“Managing a team can take up most of a CFO’s time. But the first step has got to be recruiting the right person for the job. I’ve recruited several people over my career, and I readily admit that I have made some mistakes and that’s because in the past, I recruited based on just looking at their CV and how a person came across an interview. But now, what I do is actually, I’ve devised a test. So, I actually test the candidates before I even interview them, and this has been a critical first step to know whether the candidate has the ability to do the task at hand.”
“It really depends on the jurisdiction, but obviously, [portfolio companies] are looking at various types of funding. They’ll get funding from the VC, but would it help to get some venture debt or are there any government funding loans out there? … Then what we’re also seeing is the grab for talent and acquisition, so that’s really important. Typically all our portfolio companies will be looking to upscale their marketing and sales effort, so it’s important for them to find the best people.”
“Delegate effectively, but that does not mean discharging your responsibility. As a CFO, you’re responsible for your team and it’s really important they see you’re supporting them. But ultimately, you’re taking the responsibility for the output. It’s really important for a CFO to know what’s going on. I think a good financial leader should be able to see the bigger picture as well as be in the details.”
“We are launching our Dawn opportunities, too, so that’s one of our priorities. … The other priorities are really ensuring for Dawn and for the portfolio companies — there’s still some uncertainty with COVID and with the general economy — that our portfolio companies are managing their cash burn; that we’re still having creative ways to look at our revenue streams, given the current environment, and really being on top of what our portfolio companies are doing. [Then] helping them manage any way we can, whether it’s through advisors or through our network.”
“Can you move with the times and use technology to grow your finance department?

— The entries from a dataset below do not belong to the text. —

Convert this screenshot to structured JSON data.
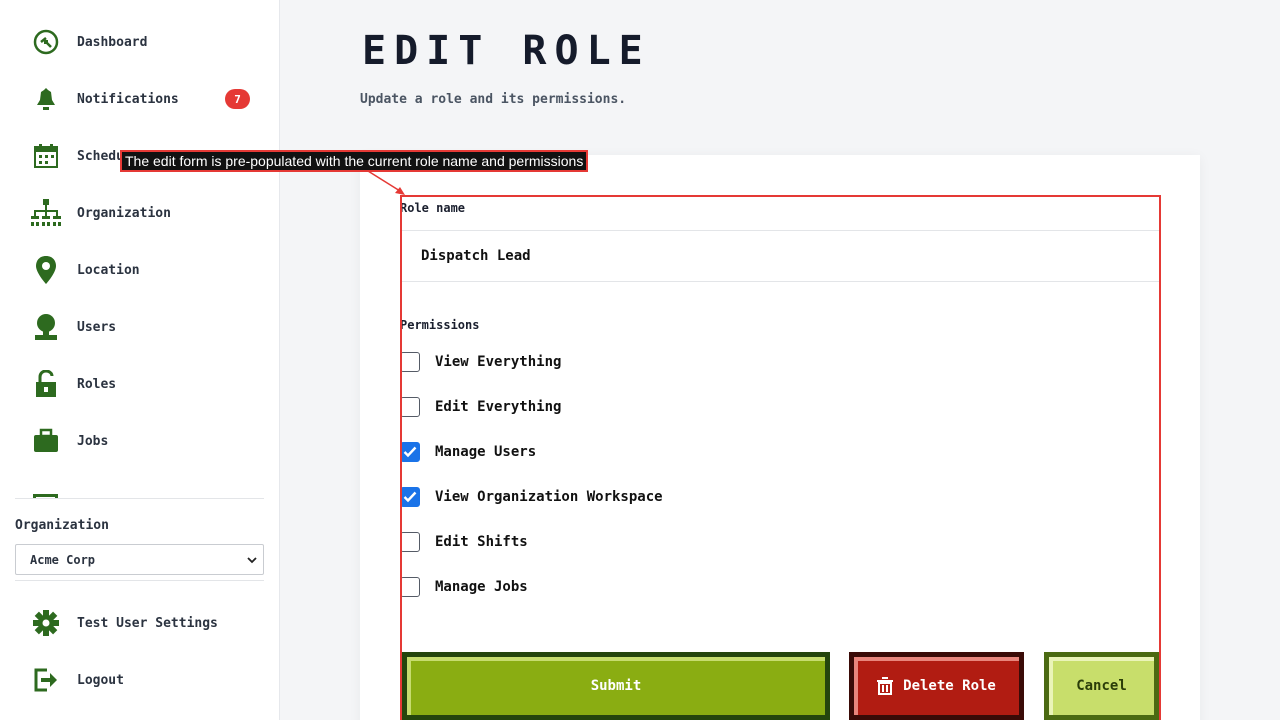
{
  "sidebar": {
    "items": [
      {
        "label": "Dashboard",
        "icon": "dashboard-icon"
      },
      {
        "label": "Notifications",
        "icon": "bell-icon",
        "badge": "7"
      },
      {
        "label": "Schedule",
        "icon": "calendar-icon"
      },
      {
        "label": "Organization",
        "icon": "org-chart-icon"
      },
      {
        "label": "Location",
        "icon": "location-pin-icon"
      },
      {
        "label": "Users",
        "icon": "user-icon"
      },
      {
        "label": "Roles",
        "icon": "lock-icon"
      },
      {
        "label": "Jobs",
        "icon": "briefcase-icon"
      }
    ],
    "org_label": "Organization",
    "org_selected": "Acme Corp",
    "settings_label": "Test User Settings",
    "logout_label": "Logout"
  },
  "main": {
    "title": "EDIT ROLE",
    "subtitle": "Update a role and its permissions."
  },
  "form": {
    "role_name_label": "Role name",
    "role_name_value": "Dispatch Lead",
    "permissions_label": "Permissions",
    "permissions": [
      {
        "label": "View Everything",
        "checked": false
      },
      {
        "label": "Edit Everything",
        "checked": false
      },
      {
        "label": "Manage Users",
        "checked": true
      },
      {
        "label": "View Organization Workspace",
        "checked": true
      },
      {
        "label": "Edit Shifts",
        "checked": false
      },
      {
        "label": "Manage Jobs",
        "checked": false
      }
    ],
    "submit_label": "Submit",
    "delete_label": "Delete Role",
    "cancel_label": "Cancel"
  },
  "annotation": {
    "text": "The edit form is pre-populated with the current role name and permissions"
  },
  "colors": {
    "accent_green": "#8aad12",
    "danger_red": "#b11c12",
    "icon_green": "#2d6a1f",
    "checkbox_blue": "#1a73e8",
    "badge_red": "#e53935"
  }
}
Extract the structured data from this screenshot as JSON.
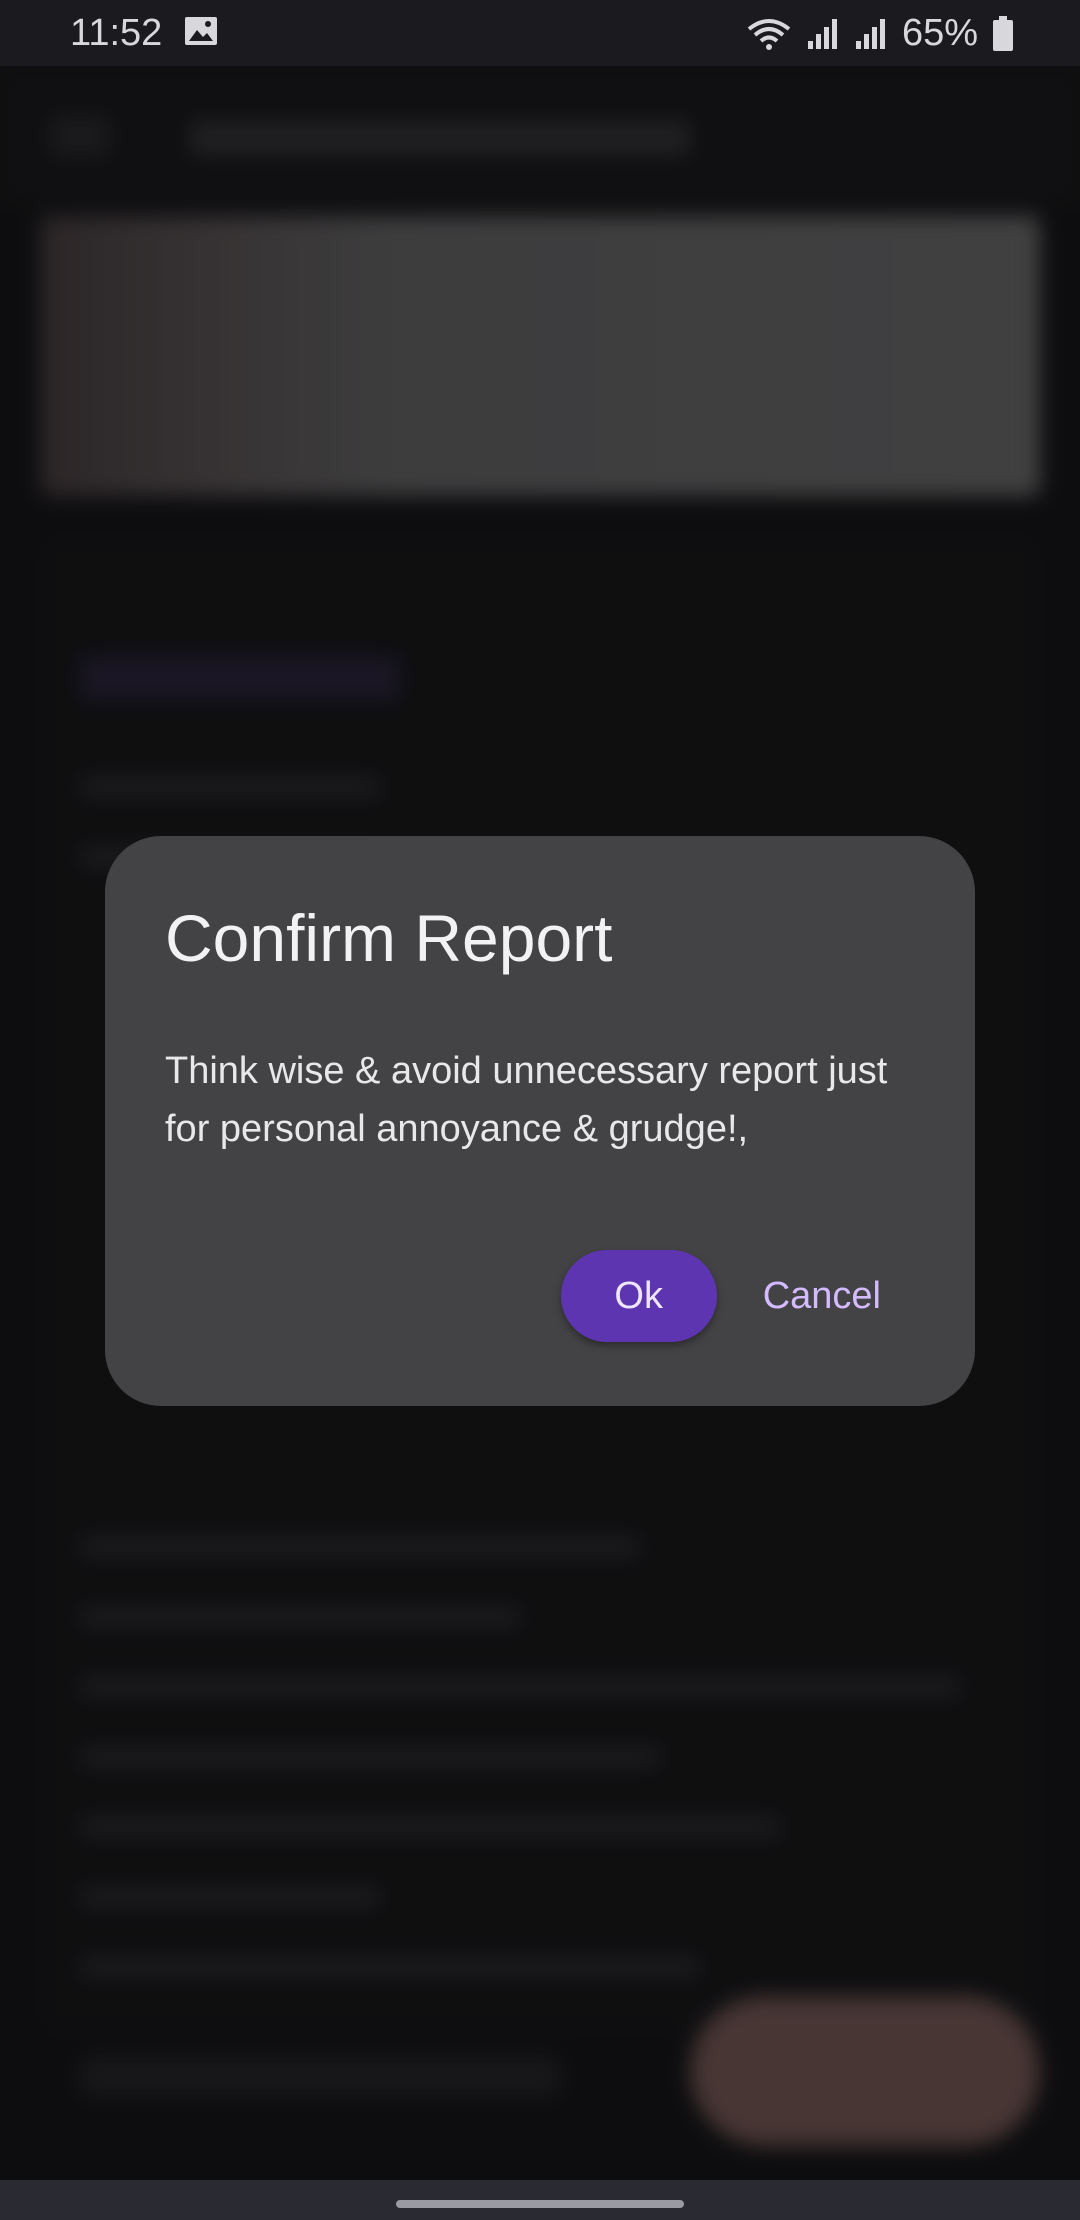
{
  "status_bar": {
    "time": "11:52",
    "battery_percent": "65%",
    "icons": [
      "image-icon",
      "wifi-icon",
      "signal-icon",
      "signal-icon-2",
      "battery-icon"
    ]
  },
  "dialog": {
    "title": "Confirm Report",
    "message": "Think wise & avoid unnecessary report just for personal annoyance & grudge!,",
    "ok_label": "Ok",
    "cancel_label": "Cancel"
  },
  "colors": {
    "dialog_bg": "#434345",
    "ok_button_bg": "#5e35b1",
    "cancel_text": "#d4bbff",
    "background": "#151518"
  }
}
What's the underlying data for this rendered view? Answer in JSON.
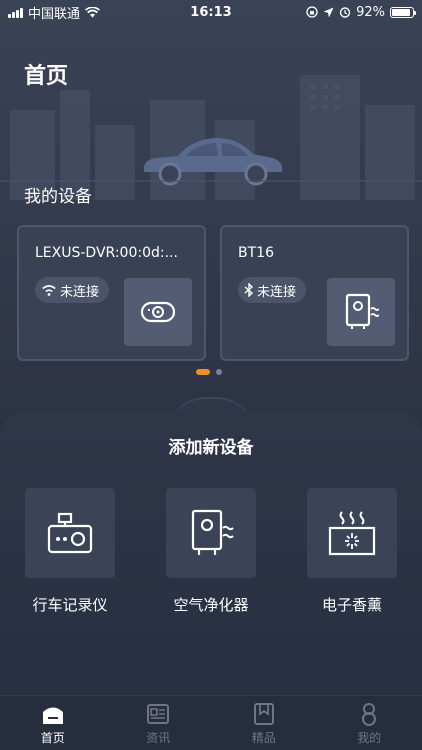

That’s really important. Everything is about data — and that doesn’t have to necessarily be in real-time data — but how are you using technology to extrapolate that data, to analyze the data, in such a way that you’re helping the company commercially or from a statutory and regulatory point of view?”
“We won’t go out and say, ‘Hey, we’ve got a truly diverse culture; we have a gender-balanced workforce,’ because why say it when you can do it?”
“As a CFO, you’re responsible for your team and it’s really important they see you’re supporting them. But ultimately, you’re taking the responsibility for the output. It’s really important for a CFO to know what’s going on. I think a good financial leader should be able to see the bigger picture as well as be in the details.”
“We have this thing in the finance department that we can always improve, we can always make things better, we can make things more efficient. When you put that in place, it’s like a collective responsibility to improve what we do and how we do things.”
“Don’t just take what you did last year and say, ‘OK, we’ll do the same again this year.’ Think outside the box — think about how is the company going to grow and how are you going to scale the finance team to grow with it? How are you going to adapt to various changes that inevitably come our way, whether it’s COVID last year — but, in five years’ time, it might be something else. How are you going to adapt to that?”